Work instruction
The output should match the data below line for line.

Records for processing: Begin

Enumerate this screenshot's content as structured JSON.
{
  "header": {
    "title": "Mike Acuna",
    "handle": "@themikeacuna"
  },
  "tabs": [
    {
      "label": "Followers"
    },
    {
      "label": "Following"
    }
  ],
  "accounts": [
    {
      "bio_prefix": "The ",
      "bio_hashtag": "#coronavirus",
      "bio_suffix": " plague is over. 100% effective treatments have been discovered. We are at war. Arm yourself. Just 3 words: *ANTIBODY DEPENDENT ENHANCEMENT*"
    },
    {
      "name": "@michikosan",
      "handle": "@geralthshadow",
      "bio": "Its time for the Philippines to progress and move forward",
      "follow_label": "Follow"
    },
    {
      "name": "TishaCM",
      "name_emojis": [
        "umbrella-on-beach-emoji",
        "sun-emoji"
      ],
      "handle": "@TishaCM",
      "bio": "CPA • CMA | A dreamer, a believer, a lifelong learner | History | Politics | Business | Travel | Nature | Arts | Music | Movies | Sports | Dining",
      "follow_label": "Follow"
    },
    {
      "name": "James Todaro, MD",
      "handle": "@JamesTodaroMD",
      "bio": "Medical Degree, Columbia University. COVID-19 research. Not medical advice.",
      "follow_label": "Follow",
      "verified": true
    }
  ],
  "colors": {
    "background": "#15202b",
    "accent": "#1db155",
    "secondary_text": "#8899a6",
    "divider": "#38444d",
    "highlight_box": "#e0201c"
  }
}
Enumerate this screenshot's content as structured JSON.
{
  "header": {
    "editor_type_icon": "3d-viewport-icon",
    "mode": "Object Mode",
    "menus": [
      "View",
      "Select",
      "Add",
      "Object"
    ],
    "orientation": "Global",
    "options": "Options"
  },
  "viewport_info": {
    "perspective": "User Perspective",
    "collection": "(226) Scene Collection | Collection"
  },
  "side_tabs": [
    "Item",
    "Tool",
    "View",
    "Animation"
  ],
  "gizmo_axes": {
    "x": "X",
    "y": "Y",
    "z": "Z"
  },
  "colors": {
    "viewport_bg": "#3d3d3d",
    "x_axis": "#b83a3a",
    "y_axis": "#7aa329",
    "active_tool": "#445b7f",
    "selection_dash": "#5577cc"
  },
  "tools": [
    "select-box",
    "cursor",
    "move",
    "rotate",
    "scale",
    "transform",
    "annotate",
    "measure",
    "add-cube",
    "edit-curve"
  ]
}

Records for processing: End

Answer section
Enumerate this screenshot's content as structured JSON.
{
  "header": {
    "title": "Mike Acuna",
    "handle": "@themikeacuna"
  },
  "tabs": [
    {
      "label": "Followers"
    },
    {
      "label": "Following"
    }
  ],
  "accounts": [
    {
      "bio_prefix": "The ",
      "bio_hashtag": "#coronavirus",
      "bio_suffix": " plague is over. 100% effective treatments have been discovered. We are at war. Arm yourself. Just 3 words: *ANTIBODY DEPENDENT ENHANCEMENT*"
    },
    {
      "name": "@michikosan",
      "handle": "@geralthshadow",
      "bio": "Its time for the Philippines to progress and move forward",
      "follow_label": "Follow"
    },
    {
      "name": "TishaCM",
      "name_emojis": [
        "umbrella-on-beach-emoji",
        "sun-emoji"
      ],
      "handle": "@TishaCM",
      "bio": "CPA • CMA | A dreamer, a believer, a lifelong learner | History | Politics | Business | Travel | Nature | Arts | Music | Movies | Sports | Dining",
      "follow_label": "Follow"
    },
    {
      "name": "James Todaro, MD",
      "handle": "@JamesTodaroMD",
      "bio": "Medical Degree, Columbia University. COVID-19 research. Not medical advice.",
      "follow_label": "Follow",
      "verified": true
    }
  ],
  "colors": {
    "background": "#15202b",
    "accent": "#1db155",
    "secondary_text": "#8899a6",
    "divider": "#38444d",
    "highlight_box": "#e0201c"
  }
}
Enumerate this screenshot's content as structured JSON.
{
  "header": {
    "editor_type_icon": "3d-viewport-icon",
    "mode": "Object Mode",
    "menus": [
      "View",
      "Select",
      "Add",
      "Object"
    ],
    "orientation": "Global",
    "options": "Options"
  },
  "viewport_info": {
    "perspective": "User Perspective",
    "collection": "(226) Scene Collection | Collection"
  },
  "side_tabs": [
    "Item",
    "Tool",
    "View",
    "Animation"
  ],
  "gizmo_axes": {
    "x": "X",
    "y": "Y",
    "z": "Z"
  },
  "colors": {
    "viewport_bg": "#3d3d3d",
    "x_axis": "#b83a3a",
    "y_axis": "#7aa329",
    "active_tool": "#445b7f",
    "selection_dash": "#5577cc"
  },
  "tools": [
    "select-box",
    "cursor",
    "move",
    "rotate",
    "scale",
    "transform",
    "annotate",
    "measure",
    "add-cube",
    "edit-curve"
  ]
}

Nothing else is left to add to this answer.